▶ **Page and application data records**

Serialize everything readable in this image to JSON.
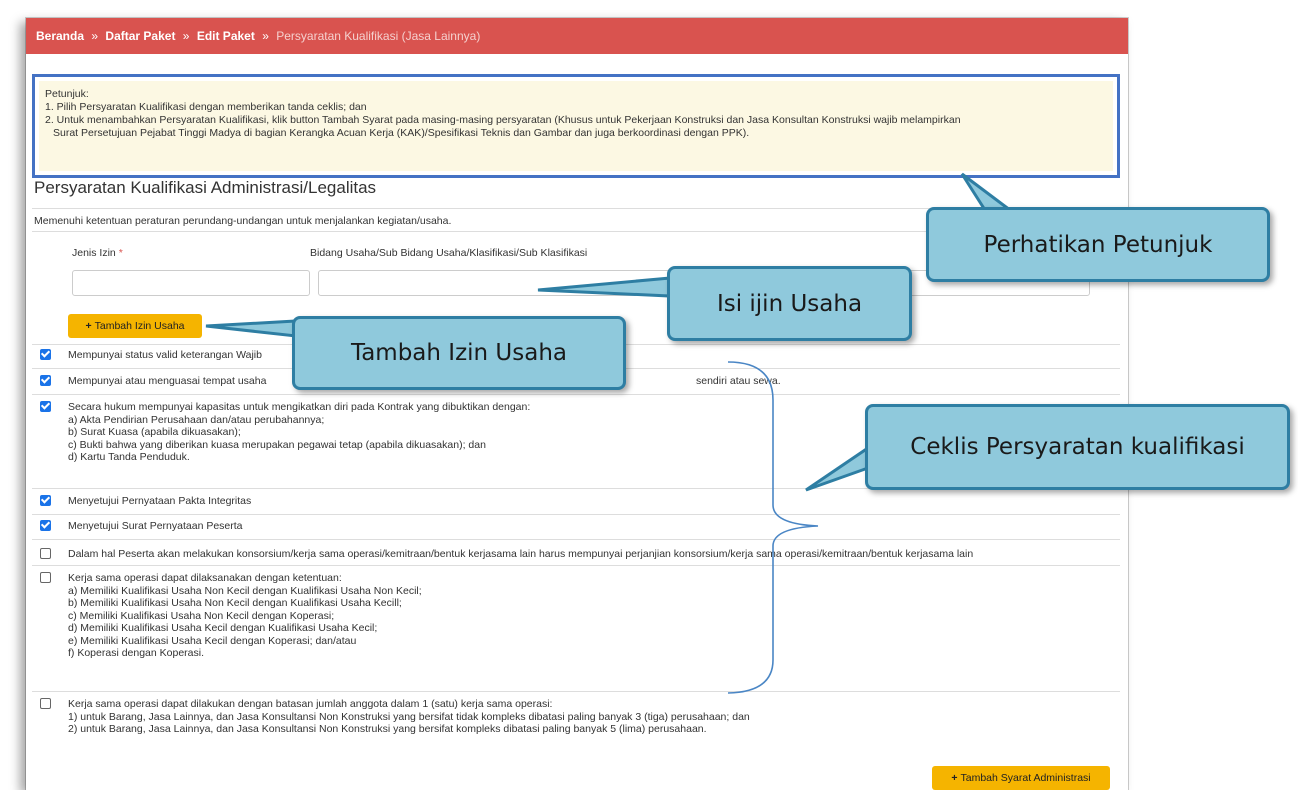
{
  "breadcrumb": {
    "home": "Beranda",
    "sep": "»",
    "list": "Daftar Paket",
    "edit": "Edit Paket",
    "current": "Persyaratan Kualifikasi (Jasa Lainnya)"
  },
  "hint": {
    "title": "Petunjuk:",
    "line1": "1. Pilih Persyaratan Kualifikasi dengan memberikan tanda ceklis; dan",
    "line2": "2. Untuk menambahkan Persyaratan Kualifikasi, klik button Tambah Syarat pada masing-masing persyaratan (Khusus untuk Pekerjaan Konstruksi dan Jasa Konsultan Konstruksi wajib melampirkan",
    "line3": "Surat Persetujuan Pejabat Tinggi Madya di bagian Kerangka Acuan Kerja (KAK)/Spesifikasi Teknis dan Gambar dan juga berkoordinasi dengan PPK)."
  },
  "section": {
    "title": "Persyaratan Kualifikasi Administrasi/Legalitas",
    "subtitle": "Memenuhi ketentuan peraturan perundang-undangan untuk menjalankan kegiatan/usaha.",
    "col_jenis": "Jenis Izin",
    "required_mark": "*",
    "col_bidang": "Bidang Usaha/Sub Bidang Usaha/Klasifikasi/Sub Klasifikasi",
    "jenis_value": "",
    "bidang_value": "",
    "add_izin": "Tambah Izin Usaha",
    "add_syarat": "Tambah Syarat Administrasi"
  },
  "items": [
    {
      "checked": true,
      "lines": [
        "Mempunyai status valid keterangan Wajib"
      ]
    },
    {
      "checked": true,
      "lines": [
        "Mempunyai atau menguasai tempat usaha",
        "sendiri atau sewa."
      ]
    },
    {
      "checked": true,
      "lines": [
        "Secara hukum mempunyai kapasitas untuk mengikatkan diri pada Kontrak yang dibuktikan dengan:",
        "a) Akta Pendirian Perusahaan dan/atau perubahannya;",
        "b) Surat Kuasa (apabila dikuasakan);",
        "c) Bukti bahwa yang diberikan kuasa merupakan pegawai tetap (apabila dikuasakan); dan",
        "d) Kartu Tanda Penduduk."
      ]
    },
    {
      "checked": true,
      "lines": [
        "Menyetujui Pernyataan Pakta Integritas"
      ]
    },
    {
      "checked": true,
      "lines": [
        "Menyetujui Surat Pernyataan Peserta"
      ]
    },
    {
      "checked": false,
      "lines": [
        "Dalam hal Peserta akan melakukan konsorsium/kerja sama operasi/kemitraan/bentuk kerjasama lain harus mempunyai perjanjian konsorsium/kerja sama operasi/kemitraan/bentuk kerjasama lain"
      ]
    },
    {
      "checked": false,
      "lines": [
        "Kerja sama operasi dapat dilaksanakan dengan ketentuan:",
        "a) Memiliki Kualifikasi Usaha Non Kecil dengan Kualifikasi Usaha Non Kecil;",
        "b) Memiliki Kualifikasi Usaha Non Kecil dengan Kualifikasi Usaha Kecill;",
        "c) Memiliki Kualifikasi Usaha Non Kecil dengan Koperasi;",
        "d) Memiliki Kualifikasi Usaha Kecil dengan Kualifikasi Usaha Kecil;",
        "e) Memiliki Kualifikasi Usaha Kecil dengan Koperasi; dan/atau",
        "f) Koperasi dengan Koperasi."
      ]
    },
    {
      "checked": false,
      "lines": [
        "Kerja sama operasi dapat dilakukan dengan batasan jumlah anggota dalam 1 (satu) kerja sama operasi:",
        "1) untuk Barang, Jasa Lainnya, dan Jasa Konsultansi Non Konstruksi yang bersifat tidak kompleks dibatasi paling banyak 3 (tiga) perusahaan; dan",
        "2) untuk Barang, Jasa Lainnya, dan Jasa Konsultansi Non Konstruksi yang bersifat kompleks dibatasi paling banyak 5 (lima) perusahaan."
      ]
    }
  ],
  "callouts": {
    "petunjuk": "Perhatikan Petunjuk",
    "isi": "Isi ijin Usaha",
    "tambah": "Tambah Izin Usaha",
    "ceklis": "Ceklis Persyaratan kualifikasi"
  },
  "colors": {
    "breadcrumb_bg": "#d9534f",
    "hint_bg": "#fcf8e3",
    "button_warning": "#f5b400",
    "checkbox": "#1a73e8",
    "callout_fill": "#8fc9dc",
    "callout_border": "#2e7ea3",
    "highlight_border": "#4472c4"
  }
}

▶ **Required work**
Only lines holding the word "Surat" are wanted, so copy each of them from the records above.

▶ **Response to this exercise**
    "line3": "Surat Persetujuan Pejabat Tinggi Madya di bagian Kerangka Acuan Kerja (KAK)/Spesifikasi Teknis dan Gambar dan juga berkoordinasi dengan PPK)."
        "b) Surat Kuasa (apabila dikuasakan);",
        "Menyetujui Surat Pernyataan Peserta"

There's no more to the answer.